__Exercise brief__.
The answer is the data below, repeated exactly, with no pictures included.

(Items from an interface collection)
────────────────────────────────────────

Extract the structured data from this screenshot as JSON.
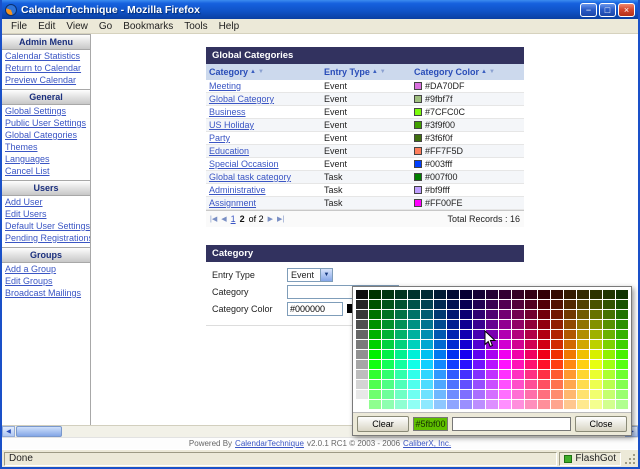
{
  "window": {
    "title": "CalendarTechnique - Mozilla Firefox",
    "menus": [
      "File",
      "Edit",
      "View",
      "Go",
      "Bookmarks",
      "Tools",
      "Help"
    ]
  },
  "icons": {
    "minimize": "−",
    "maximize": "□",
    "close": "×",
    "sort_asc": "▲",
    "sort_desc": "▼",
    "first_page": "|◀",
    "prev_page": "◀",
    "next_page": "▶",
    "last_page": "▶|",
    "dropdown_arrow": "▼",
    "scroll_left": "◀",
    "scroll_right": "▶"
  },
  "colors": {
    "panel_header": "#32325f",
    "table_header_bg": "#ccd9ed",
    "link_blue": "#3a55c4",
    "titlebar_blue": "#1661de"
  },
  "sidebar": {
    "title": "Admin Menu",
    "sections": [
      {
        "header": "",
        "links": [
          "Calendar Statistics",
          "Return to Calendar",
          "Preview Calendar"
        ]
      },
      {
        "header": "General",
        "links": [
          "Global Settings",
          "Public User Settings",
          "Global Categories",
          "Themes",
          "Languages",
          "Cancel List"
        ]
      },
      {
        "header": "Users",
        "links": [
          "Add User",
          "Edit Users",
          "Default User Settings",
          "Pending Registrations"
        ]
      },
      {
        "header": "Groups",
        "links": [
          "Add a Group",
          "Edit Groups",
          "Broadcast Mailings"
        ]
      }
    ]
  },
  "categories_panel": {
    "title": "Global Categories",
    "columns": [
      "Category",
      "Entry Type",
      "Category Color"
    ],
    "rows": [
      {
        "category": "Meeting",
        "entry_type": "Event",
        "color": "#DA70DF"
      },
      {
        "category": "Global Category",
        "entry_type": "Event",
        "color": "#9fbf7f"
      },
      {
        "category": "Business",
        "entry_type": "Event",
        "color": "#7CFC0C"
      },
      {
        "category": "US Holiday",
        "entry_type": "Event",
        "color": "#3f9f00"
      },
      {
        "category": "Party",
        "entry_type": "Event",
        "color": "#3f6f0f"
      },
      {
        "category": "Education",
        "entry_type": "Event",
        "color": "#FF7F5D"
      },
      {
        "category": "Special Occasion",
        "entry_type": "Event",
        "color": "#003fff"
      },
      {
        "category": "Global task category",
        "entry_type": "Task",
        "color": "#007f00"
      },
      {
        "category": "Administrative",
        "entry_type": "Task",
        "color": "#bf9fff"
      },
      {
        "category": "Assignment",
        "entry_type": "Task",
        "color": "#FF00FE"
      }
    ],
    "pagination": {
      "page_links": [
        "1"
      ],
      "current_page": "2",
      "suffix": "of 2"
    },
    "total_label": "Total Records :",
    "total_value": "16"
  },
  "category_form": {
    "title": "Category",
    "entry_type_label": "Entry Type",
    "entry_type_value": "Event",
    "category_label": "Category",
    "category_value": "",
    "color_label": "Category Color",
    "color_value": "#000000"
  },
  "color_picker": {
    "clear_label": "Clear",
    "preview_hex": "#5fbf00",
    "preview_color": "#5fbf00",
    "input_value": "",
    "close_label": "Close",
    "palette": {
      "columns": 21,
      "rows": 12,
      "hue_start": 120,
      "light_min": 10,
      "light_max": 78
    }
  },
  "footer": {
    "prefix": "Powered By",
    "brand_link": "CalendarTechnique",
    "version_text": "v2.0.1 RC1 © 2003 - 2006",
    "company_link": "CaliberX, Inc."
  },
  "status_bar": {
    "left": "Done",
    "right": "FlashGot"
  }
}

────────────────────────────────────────

__Output for this exercise__.
Extract the structured data from this screenshot as JSON.
{
  "window": {
    "title": "CalendarTechnique - Mozilla Firefox",
    "menus": [
      "File",
      "Edit",
      "View",
      "Go",
      "Bookmarks",
      "Tools",
      "Help"
    ]
  },
  "icons": {
    "minimize": "−",
    "maximize": "□",
    "close": "×",
    "sort_asc": "▲",
    "sort_desc": "▼",
    "first_page": "|◀",
    "prev_page": "◀",
    "next_page": "▶",
    "last_page": "▶|",
    "dropdown_arrow": "▼",
    "scroll_left": "◀",
    "scroll_right": "▶"
  },
  "colors": {
    "panel_header": "#32325f",
    "table_header_bg": "#ccd9ed",
    "link_blue": "#3a55c4",
    "titlebar_blue": "#1661de"
  },
  "sidebar": {
    "title": "Admin Menu",
    "sections": [
      {
        "header": "",
        "links": [
          "Calendar Statistics",
          "Return to Calendar",
          "Preview Calendar"
        ]
      },
      {
        "header": "General",
        "links": [
          "Global Settings",
          "Public User Settings",
          "Global Categories",
          "Themes",
          "Languages",
          "Cancel List"
        ]
      },
      {
        "header": "Users",
        "links": [
          "Add User",
          "Edit Users",
          "Default User Settings",
          "Pending Registrations"
        ]
      },
      {
        "header": "Groups",
        "links": [
          "Add a Group",
          "Edit Groups",
          "Broadcast Mailings"
        ]
      }
    ]
  },
  "categories_panel": {
    "title": "Global Categories",
    "columns": [
      "Category",
      "Entry Type",
      "Category Color"
    ],
    "rows": [
      {
        "category": "Meeting",
        "entry_type": "Event",
        "color": "#DA70DF"
      },
      {
        "category": "Global Category",
        "entry_type": "Event",
        "color": "#9fbf7f"
      },
      {
        "category": "Business",
        "entry_type": "Event",
        "color": "#7CFC0C"
      },
      {
        "category": "US Holiday",
        "entry_type": "Event",
        "color": "#3f9f00"
      },
      {
        "category": "Party",
        "entry_type": "Event",
        "color": "#3f6f0f"
      },
      {
        "category": "Education",
        "entry_type": "Event",
        "color": "#FF7F5D"
      },
      {
        "category": "Special Occasion",
        "entry_type": "Event",
        "color": "#003fff"
      },
      {
        "category": "Global task category",
        "entry_type": "Task",
        "color": "#007f00"
      },
      {
        "category": "Administrative",
        "entry_type": "Task",
        "color": "#bf9fff"
      },
      {
        "category": "Assignment",
        "entry_type": "Task",
        "color": "#FF00FE"
      }
    ],
    "pagination": {
      "page_links": [
        "1"
      ],
      "current_page": "2",
      "suffix": "of 2"
    },
    "total_label": "Total Records :",
    "total_value": "16"
  },
  "category_form": {
    "title": "Category",
    "entry_type_label": "Entry Type",
    "entry_type_value": "Event",
    "category_label": "Category",
    "category_value": "",
    "color_label": "Category Color",
    "color_value": "#000000"
  },
  "color_picker": {
    "clear_label": "Clear",
    "preview_hex": "#5fbf00",
    "preview_color": "#5fbf00",
    "input_value": "",
    "close_label": "Close",
    "palette": {
      "columns": 21,
      "rows": 12,
      "hue_start": 120,
      "light_min": 10,
      "light_max": 78
    }
  },
  "footer": {
    "prefix": "Powered By",
    "brand_link": "CalendarTechnique",
    "version_text": "v2.0.1 RC1 © 2003 - 2006",
    "company_link": "CaliberX, Inc."
  },
  "status_bar": {
    "left": "Done",
    "right": "FlashGot"
  }
}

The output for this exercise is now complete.